● **Problem details**:
Where does the word "background" show up in the records? Copy every line that has it.

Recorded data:
--
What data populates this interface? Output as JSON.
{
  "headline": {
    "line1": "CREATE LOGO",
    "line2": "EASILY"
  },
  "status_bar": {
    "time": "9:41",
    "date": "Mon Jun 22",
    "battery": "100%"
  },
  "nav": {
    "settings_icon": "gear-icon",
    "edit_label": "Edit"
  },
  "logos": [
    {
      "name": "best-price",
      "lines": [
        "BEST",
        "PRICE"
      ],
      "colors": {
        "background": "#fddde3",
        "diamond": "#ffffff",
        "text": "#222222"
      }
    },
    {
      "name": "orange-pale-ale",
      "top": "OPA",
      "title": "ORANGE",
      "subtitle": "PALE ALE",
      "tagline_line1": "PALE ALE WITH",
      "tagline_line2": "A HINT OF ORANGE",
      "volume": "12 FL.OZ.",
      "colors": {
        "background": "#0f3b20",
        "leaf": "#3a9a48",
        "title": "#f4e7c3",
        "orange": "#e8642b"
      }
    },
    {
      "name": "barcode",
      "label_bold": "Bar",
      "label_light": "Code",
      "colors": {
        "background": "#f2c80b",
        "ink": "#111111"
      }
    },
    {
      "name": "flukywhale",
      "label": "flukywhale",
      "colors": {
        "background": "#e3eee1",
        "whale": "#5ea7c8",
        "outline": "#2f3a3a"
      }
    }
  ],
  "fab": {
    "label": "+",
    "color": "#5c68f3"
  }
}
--
● **Written response**:
        "background": "#fddde3",
        "background": "#0f3b20",
        "background": "#f2c80b",
        "background": "#e3eee1",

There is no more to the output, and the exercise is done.